Copy the records that follow exactly, leaving nothing out.

********

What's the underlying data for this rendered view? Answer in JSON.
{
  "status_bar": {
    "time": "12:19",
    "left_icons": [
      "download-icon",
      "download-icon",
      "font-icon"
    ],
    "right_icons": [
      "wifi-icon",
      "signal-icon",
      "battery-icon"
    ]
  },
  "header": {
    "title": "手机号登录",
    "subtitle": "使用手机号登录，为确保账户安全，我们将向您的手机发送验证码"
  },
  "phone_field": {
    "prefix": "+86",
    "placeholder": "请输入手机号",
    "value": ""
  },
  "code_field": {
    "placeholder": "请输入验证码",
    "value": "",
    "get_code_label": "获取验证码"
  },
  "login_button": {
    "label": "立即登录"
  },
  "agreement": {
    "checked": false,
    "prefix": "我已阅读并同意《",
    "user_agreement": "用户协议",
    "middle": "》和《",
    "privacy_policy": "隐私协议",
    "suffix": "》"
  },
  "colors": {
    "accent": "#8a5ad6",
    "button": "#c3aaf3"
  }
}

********

▶ Reply:
What's the underlying data for this rendered view? Answer in JSON.
{
  "status_bar": {
    "time": "12:19",
    "left_icons": [
      "download-icon",
      "download-icon",
      "font-icon"
    ],
    "right_icons": [
      "wifi-icon",
      "signal-icon",
      "battery-icon"
    ]
  },
  "header": {
    "title": "手机号登录",
    "subtitle": "使用手机号登录，为确保账户安全，我们将向您的手机发送验证码"
  },
  "phone_field": {
    "prefix": "+86",
    "placeholder": "请输入手机号",
    "value": ""
  },
  "code_field": {
    "placeholder": "请输入验证码",
    "value": "",
    "get_code_label": "获取验证码"
  },
  "login_button": {
    "label": "立即登录"
  },
  "agreement": {
    "checked": false,
    "prefix": "我已阅读并同意《",
    "user_agreement": "用户协议",
    "middle": "》和《",
    "privacy_policy": "隐私协议",
    "suffix": "》"
  },
  "colors": {
    "accent": "#8a5ad6",
    "button": "#c3aaf3"
  }
}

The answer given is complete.